Component data from apps and pages:
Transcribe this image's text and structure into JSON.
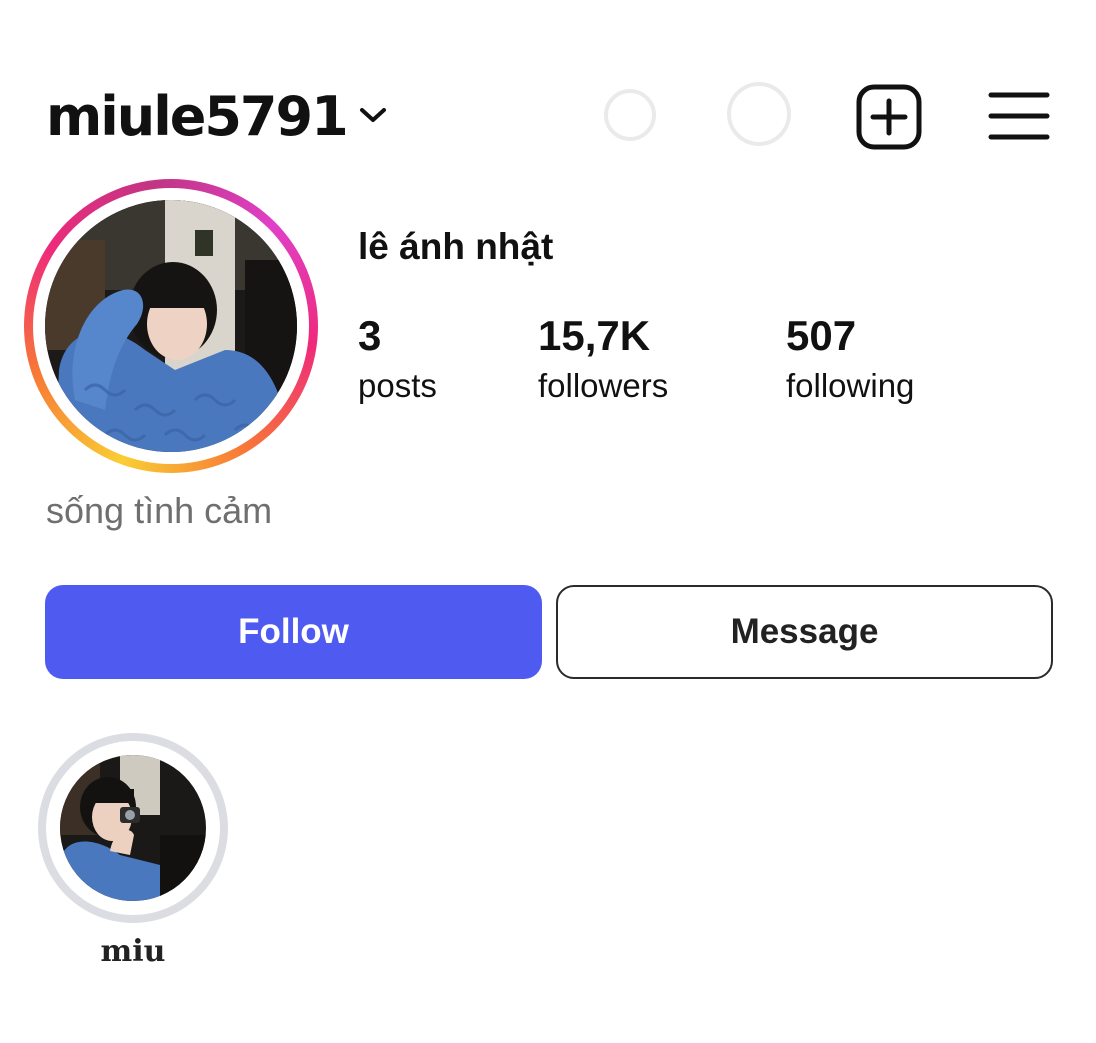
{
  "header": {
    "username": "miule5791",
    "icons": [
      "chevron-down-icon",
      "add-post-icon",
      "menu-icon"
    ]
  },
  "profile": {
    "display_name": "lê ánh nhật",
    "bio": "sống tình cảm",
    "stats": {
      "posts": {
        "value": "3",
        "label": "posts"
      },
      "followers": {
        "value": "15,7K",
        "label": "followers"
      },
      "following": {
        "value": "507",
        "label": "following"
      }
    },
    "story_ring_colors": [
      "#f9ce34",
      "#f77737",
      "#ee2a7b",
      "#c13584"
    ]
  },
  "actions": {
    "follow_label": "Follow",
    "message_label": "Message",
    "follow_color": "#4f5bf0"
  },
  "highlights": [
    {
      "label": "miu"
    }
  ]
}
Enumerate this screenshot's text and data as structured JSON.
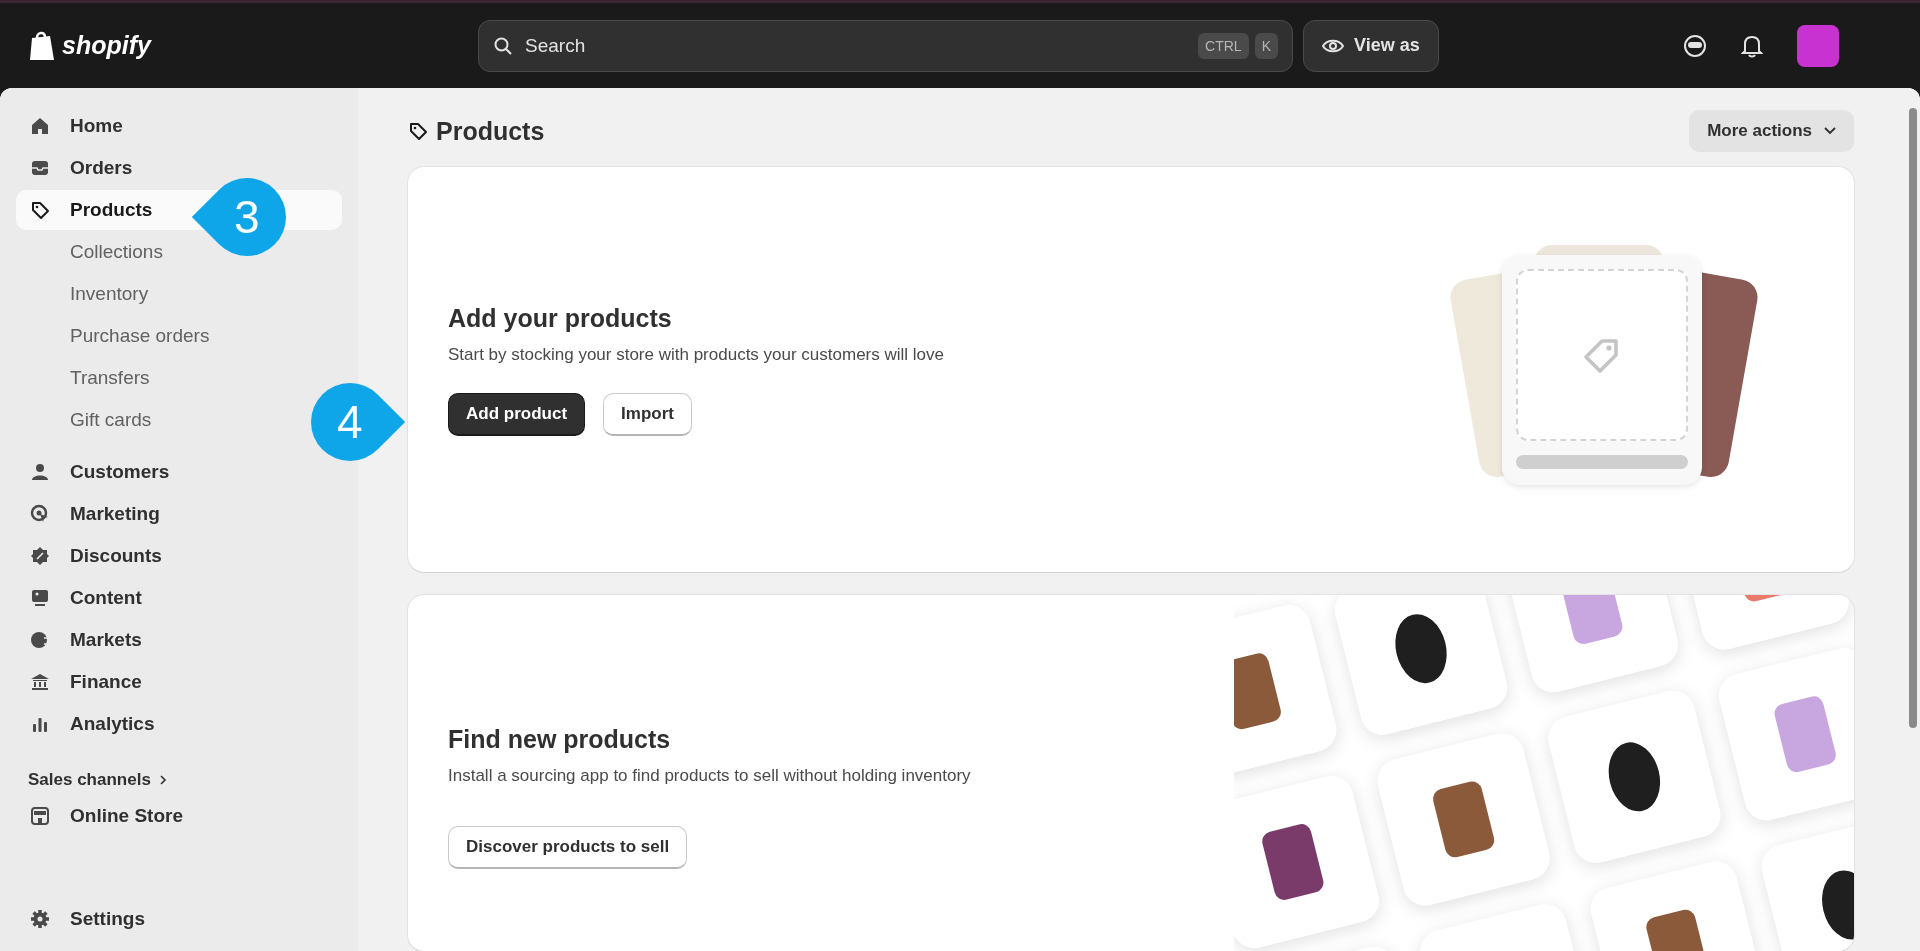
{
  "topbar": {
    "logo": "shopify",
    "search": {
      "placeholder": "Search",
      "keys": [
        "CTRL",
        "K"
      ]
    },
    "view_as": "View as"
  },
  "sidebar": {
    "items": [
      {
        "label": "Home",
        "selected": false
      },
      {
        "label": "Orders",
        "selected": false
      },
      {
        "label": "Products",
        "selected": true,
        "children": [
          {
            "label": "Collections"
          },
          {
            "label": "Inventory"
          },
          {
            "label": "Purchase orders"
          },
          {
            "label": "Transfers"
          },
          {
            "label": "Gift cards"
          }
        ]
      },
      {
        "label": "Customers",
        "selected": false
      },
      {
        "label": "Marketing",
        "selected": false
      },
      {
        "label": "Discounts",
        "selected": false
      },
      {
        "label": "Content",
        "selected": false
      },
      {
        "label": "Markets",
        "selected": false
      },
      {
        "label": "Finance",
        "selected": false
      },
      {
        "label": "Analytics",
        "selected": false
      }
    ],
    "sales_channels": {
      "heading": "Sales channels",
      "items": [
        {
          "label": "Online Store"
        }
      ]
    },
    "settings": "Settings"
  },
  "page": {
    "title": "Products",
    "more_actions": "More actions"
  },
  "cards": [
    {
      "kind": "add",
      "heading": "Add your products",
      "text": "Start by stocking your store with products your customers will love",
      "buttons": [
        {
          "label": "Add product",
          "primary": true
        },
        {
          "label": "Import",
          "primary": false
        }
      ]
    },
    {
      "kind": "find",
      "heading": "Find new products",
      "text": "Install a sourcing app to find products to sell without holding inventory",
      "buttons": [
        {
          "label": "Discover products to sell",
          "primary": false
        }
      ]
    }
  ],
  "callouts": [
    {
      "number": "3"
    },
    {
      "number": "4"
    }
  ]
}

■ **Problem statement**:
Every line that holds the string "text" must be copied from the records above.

■ **Output**:
Transcribe this image's text and structure into JSON.
Enumerate this screenshot's text and data as structured JSON.
      "text": "Start by stocking your store with products your customers will love",
      "text": "Install a sourcing app to find products to sell without holding inventory",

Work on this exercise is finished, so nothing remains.